## Exercise description
Below are some records. Pull every line that contains the word "data".

## Information given
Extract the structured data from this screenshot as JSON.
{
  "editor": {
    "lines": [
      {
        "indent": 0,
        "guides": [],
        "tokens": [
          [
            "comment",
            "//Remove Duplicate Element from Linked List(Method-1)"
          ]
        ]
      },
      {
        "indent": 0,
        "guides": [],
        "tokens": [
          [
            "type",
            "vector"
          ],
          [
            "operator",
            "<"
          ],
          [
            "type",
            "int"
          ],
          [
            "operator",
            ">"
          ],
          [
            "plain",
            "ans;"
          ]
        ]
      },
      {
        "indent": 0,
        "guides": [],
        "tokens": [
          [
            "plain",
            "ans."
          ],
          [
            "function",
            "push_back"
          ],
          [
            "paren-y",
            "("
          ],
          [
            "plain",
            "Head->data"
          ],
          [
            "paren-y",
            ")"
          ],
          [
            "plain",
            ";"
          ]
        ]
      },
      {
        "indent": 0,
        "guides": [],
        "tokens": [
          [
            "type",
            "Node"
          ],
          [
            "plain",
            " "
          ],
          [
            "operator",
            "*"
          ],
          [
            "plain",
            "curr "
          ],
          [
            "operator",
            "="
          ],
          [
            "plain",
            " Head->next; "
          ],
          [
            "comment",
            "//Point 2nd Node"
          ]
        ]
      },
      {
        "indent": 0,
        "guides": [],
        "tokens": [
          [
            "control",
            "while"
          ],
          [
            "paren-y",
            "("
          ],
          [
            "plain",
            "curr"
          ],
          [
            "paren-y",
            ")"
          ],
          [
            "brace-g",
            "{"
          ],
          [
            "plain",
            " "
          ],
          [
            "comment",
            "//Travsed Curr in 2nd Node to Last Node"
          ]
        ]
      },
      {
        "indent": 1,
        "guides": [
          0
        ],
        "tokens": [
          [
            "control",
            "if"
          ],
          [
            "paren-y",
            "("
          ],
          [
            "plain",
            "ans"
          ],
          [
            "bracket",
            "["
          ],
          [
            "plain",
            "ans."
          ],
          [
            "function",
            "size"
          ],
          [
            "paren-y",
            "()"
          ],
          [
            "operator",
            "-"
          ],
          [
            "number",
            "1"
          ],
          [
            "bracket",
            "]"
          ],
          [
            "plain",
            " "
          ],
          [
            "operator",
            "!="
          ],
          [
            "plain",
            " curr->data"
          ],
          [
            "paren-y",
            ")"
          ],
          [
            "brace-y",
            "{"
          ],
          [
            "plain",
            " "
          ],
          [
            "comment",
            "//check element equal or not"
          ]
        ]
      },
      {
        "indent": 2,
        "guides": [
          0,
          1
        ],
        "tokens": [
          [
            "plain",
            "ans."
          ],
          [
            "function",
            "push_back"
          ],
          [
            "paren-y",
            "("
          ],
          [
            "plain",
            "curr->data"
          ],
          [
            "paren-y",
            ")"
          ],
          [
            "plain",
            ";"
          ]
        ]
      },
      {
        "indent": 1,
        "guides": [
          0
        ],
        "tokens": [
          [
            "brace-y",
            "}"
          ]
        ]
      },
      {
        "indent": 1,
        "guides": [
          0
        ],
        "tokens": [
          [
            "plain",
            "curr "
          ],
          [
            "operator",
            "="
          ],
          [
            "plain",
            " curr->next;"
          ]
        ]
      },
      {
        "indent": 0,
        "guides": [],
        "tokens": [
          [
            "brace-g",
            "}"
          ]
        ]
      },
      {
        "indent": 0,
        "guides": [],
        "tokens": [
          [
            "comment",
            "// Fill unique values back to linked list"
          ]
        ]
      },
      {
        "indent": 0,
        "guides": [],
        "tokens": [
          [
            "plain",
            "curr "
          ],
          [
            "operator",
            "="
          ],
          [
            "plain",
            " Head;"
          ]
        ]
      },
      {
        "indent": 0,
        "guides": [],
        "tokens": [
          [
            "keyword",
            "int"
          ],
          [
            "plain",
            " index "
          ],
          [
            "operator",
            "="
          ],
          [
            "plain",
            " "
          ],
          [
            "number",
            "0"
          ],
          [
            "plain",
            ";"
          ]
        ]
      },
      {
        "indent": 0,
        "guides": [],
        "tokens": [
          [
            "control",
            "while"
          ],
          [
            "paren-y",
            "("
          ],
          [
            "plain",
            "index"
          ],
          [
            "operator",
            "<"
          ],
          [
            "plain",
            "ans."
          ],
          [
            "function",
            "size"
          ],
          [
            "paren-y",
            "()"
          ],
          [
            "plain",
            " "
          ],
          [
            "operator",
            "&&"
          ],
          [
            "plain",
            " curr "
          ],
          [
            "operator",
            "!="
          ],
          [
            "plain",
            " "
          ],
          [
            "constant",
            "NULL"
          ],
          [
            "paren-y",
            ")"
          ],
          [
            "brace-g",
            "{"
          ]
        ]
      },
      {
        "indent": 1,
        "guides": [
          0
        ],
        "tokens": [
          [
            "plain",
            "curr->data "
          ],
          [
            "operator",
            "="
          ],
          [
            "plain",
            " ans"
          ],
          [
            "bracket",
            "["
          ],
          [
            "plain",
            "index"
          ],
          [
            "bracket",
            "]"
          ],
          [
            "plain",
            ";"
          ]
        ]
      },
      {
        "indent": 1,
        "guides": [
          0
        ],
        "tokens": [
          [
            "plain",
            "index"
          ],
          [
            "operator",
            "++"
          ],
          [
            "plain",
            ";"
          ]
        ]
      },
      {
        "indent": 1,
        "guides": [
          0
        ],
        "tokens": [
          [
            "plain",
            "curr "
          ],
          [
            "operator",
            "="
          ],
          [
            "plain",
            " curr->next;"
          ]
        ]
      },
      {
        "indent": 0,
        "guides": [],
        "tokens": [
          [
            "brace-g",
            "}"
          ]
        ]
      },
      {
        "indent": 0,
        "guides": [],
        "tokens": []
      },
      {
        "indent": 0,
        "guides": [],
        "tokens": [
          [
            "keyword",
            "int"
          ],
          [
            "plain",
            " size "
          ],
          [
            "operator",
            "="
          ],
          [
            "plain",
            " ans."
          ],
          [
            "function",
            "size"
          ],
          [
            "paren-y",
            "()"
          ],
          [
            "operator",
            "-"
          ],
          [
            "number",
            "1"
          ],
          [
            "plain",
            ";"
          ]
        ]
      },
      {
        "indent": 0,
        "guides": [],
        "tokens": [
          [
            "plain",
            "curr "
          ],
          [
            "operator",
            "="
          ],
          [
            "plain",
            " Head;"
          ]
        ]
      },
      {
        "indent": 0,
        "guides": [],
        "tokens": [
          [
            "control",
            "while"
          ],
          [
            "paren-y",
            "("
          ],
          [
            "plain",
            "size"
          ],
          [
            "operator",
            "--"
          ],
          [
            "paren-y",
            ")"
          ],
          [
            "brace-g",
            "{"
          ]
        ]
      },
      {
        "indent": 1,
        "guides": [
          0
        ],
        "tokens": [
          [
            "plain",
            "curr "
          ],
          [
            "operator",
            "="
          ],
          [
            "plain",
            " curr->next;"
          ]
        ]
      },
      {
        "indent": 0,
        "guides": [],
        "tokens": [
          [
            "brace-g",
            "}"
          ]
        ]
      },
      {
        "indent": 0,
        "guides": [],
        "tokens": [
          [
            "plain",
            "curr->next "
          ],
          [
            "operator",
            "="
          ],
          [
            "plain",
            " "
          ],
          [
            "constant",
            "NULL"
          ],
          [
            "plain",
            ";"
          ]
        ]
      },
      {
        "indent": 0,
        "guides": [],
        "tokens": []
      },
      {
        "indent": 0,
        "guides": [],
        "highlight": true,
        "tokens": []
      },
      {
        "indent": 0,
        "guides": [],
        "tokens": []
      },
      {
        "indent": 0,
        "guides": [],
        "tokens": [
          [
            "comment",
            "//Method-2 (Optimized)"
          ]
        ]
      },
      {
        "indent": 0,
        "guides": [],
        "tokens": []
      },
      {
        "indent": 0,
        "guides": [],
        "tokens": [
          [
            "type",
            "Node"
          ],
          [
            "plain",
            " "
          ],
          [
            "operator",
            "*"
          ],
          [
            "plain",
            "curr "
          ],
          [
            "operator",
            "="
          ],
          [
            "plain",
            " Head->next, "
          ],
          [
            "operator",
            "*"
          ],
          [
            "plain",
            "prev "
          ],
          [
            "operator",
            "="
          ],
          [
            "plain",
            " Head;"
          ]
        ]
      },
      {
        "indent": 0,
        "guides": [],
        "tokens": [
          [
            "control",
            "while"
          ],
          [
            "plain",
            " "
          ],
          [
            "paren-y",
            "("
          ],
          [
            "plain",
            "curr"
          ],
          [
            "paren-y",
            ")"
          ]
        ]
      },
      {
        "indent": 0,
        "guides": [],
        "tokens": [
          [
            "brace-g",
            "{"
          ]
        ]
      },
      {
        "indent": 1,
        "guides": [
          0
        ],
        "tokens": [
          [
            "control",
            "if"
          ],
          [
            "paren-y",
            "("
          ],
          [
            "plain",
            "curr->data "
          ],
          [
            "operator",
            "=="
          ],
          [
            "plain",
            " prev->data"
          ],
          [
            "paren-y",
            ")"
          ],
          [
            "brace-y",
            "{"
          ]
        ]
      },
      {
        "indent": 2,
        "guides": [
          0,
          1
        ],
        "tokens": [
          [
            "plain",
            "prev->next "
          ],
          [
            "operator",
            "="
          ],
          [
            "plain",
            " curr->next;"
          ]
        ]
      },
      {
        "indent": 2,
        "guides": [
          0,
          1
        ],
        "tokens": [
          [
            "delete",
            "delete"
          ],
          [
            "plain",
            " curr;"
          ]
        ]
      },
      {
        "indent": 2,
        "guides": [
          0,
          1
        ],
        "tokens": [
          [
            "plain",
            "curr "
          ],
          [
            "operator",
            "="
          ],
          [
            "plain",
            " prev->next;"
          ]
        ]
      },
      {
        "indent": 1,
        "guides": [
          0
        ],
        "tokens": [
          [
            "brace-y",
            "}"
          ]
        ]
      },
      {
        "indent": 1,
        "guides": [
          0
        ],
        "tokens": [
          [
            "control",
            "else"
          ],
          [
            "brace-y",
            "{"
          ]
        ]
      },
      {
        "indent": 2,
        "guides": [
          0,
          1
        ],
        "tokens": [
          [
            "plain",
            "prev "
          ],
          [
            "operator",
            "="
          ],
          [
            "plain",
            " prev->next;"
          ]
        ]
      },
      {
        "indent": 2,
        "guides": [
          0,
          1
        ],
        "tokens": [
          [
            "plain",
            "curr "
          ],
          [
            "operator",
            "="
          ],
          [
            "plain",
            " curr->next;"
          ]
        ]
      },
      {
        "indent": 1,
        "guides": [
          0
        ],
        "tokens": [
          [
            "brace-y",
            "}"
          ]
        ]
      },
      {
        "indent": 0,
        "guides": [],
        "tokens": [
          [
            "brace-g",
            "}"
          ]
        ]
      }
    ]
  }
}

## Reply
Extract the structured data from this screenshot as JSON.
            "Head->data"
            " curr->data"
            "curr->data"
            "curr->data "
            "curr->data "
            " prev->data"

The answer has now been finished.